(PROMPT)
Across the listing below, count the lines holding "icon". State the number and nothing more.

(THE RECORDS)
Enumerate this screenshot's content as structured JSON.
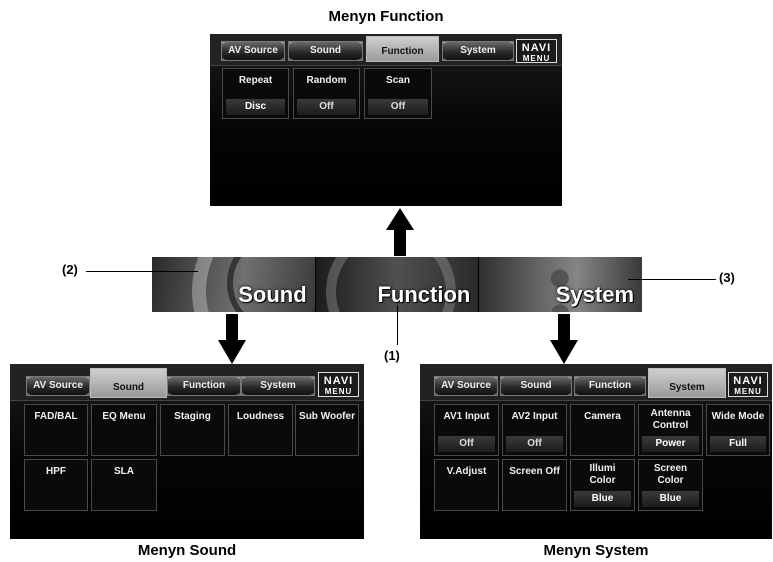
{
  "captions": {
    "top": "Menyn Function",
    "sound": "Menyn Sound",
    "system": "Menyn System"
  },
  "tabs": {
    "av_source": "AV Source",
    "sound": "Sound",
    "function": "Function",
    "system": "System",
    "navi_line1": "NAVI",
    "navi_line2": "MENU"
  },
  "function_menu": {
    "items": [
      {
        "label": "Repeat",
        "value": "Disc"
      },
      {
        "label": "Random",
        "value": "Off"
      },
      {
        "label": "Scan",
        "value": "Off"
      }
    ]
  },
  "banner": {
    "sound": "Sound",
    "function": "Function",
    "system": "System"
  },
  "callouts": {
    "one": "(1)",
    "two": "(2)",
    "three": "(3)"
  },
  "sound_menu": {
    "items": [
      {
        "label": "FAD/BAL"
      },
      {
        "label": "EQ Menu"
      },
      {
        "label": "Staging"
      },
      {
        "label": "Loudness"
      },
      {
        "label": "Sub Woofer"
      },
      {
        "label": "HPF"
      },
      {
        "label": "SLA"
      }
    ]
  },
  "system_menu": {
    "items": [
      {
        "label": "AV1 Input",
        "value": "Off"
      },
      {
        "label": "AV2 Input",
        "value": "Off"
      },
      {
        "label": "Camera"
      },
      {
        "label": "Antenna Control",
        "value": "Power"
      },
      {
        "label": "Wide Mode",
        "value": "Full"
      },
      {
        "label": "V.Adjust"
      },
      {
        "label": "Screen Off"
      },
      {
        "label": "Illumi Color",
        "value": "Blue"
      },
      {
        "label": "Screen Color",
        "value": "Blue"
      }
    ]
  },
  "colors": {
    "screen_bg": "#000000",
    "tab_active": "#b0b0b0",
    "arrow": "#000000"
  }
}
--
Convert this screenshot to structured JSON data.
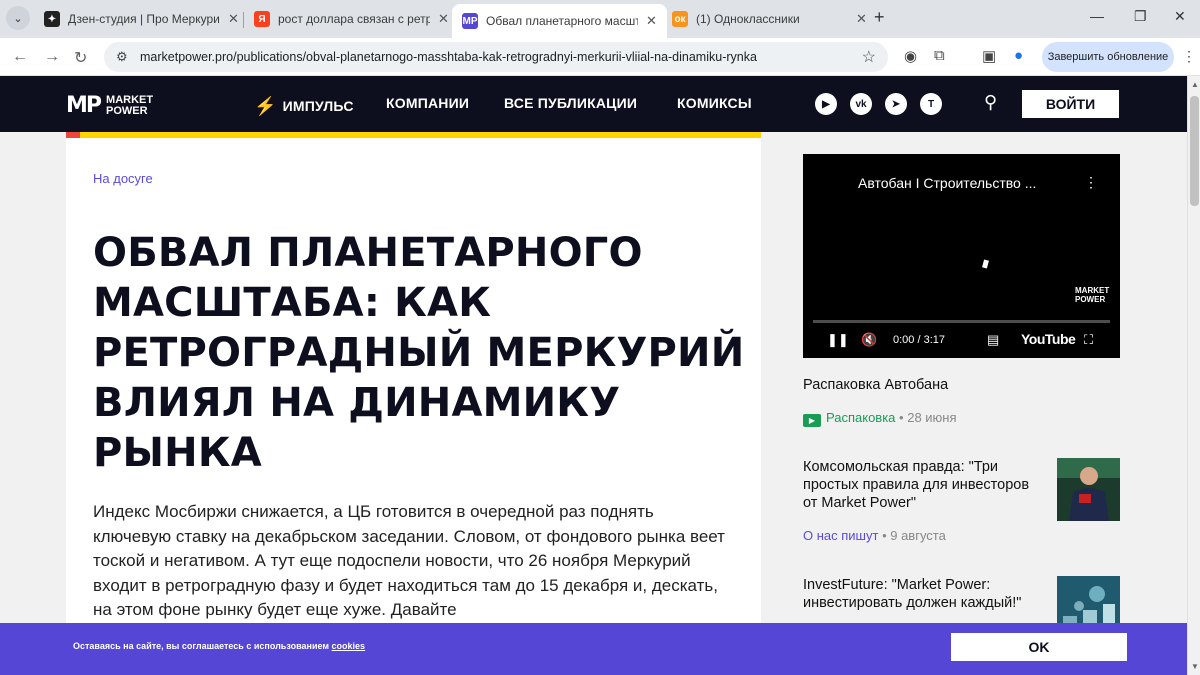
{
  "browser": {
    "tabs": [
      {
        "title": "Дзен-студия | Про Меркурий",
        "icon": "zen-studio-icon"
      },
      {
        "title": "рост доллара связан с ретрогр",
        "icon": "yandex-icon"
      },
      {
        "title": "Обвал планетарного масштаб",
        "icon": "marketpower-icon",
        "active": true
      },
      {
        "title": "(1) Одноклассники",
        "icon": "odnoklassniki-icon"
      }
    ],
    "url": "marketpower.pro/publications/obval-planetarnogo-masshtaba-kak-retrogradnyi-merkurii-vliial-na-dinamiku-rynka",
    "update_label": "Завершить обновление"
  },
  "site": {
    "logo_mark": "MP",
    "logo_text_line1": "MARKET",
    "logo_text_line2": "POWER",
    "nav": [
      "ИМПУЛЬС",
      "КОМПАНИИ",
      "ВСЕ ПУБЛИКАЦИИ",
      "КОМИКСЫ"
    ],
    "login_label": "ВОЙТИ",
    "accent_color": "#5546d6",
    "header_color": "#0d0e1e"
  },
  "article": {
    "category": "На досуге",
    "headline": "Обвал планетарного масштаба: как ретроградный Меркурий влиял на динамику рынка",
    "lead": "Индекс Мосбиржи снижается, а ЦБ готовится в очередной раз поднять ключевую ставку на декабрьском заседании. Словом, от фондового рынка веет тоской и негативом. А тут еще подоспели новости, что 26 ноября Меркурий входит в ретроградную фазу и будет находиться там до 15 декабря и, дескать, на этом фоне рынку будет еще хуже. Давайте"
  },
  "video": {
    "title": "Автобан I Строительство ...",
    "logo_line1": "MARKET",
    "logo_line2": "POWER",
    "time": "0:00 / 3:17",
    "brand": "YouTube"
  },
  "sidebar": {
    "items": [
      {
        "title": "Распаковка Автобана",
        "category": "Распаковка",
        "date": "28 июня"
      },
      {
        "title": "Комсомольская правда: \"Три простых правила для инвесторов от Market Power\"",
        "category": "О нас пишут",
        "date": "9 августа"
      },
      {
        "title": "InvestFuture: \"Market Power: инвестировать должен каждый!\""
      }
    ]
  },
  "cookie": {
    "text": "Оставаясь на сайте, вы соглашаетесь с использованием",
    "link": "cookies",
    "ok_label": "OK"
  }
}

(RESPONSE)
4